The following post was written in April on Yom HaShoah.
Eleven years ago today, I was 18 and standing on the train tracks in Poland leading from Auschwitz to Birkenau as part of the Holocaust remembrance event, March of the Living.
|A typical scene from March of the Living
And here I am, over a decade later standing on train tracks on Holocaust Remembrance Day, viewing other Jews having an emotional experience of the tragedy through a camera lens. And while eleven years ago my camera gave me a shield of anonymity in the buzz of activity and fluttering Israeli flags on the March in Poland, here it has the opposite effect. In a moment where everybody pauses where they are for two minutes, it gives them the chance to fully take in every detail of the environment. When everything is still, the things that aren’t come into sharper focus (“You know the Arabs don’t stop,” the Israeli woman I live with right now sneered last night when I brought it up). Our assignment had been to use a tripod, but we were struggling with ours by the time the siren was about to start and so I had to use my iPhone camera. It is truly a striking scene, seeing an entire population fall still. As I scan the crowd, I notice one other dude with an iPhone camera, who looks like a total asshole and I realize how much I must look like one as well to everyone on this train.
In our class afterwards, we examine and deconstruct Israel’s rituals to commemorate the Holocaust, and the way the country has placed this event in its national mythology. I’ve really enjoyed this aspect of my program–it’s provided me with a space to wrestle with complex issues of identity and history I have struggled with since my March of the Living trip. It’s been reassuring to learn that there are other people in the Jewish community who are disturbed by the way many seem to exploit the Holocaust in order to distract from serious issues in contemporary Israeli and Jewish society. But some people in our class were really bothered by this line of discussion on this day: what’s wrong, they wondered, with simply having one sacred day to commemorate this tragic event? Weren’t we being rather disrespectful?
And I basically agreed with them, feeling like an asshole again. Then feeling even worse when one of the administrators of the Schocken Institute shared with us his personal family story connected to the Holocaust, emphasizing the importance of the repeated ritual to ensure our society will “Never Forget.” As he tells his family’s story in agonizing detail, I get the wrenching churn in my stomach that I didn’t feel earlier on the train, and my instinct to deconstruct feels even more irrelevant. My sense of numbness give way to an equally paralyzing emotion: despair. Indeed, perhaps my ideals about dialogue creating a space for multiple narratives and coexistence are hopelessly naive. No matter how assimilated I feel, someone will inevitably want to destroy the Jewish people and our only real security will come from maintaining a strong security presence in the land of Israel.

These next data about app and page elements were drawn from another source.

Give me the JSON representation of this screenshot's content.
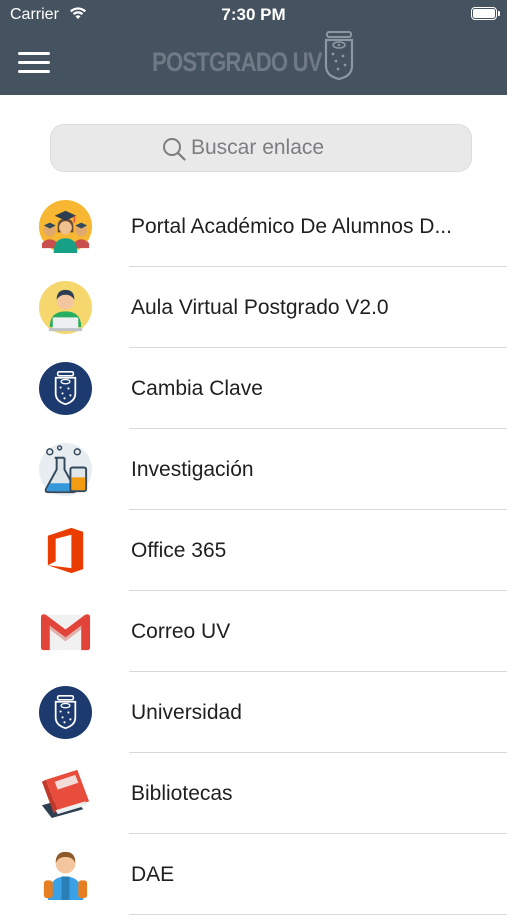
{
  "status_bar": {
    "carrier": "Carrier",
    "time": "7:30 PM"
  },
  "header": {
    "brand": "POSTGRADO UV",
    "menu_icon": "hamburger-menu-icon"
  },
  "search": {
    "placeholder": "Buscar enlace"
  },
  "colors": {
    "header_bg": "#45525f",
    "uv_blue": "#1d3a6e",
    "separator": "#d9d9d9"
  },
  "links": [
    {
      "label": "Portal Académico De Alumnos D...",
      "icon": "graduates-icon"
    },
    {
      "label": "Aula Virtual Postgrado V2.0",
      "icon": "student-laptop-icon"
    },
    {
      "label": "Cambia Clave",
      "icon": "uv-shield-icon"
    },
    {
      "label": "Investigación",
      "icon": "lab-flask-icon"
    },
    {
      "label": "Office 365",
      "icon": "office-icon"
    },
    {
      "label": "Correo UV",
      "icon": "gmail-icon"
    },
    {
      "label": "Universidad",
      "icon": "uv-shield-icon"
    },
    {
      "label": "Bibliotecas",
      "icon": "books-icon"
    },
    {
      "label": "DAE",
      "icon": "student-backpack-icon"
    }
  ]
}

Yet until that next inevitable genocide came, I would still need to find a way to reconcile and compartmentalize all of those other pesky moral questions relating to religion, multiculturalism, tribalism and democracy that come with any discussion of the Holocaust and Israel today. As luck would have it, a friend in the program had just finished our director’s copy of Ari Shavit’s My Promised Land: The Triumph and Tragedy of Israel, an Israeli historian’s blistering new account of the complicated history of his country. Shavit is just as unsparing with his horrifying accounts of Holocaust suffering as he is with the brutal tactics employed by Israeli military forces in 1948 to clear local populations from Arab villages that lay in crucial sections of the newly-declared Jewish State. While Shavit’s book is a dense volume, my hunger for the catharsis it offers are making me devour it like I’ve just gotten the new Harry Potter book. Throughout, Shavit wrestles with his “existential fear” surrounding Israel’s survival and “moral outrage” when viewing Israel’s actions toward the Palestinians. Shavit observes, “Both occupation and intimidation make the Israeli condition unique…Any school of thought that does not relate seriously to these two fundamentals is bound to be flawed and futile.”
Reading about the horrifying traumas inflicted on Europe’s Jewsduring the Holocaust and the Palestinians unfortunate enough to be caught in the crossfires of the budding State of Israel, I feel myself caught up in a whiplash of rage. While still not providing any concrete answers, that rage feels more productive–if scarier–than numbness or despair.
And somehow that feels like progress.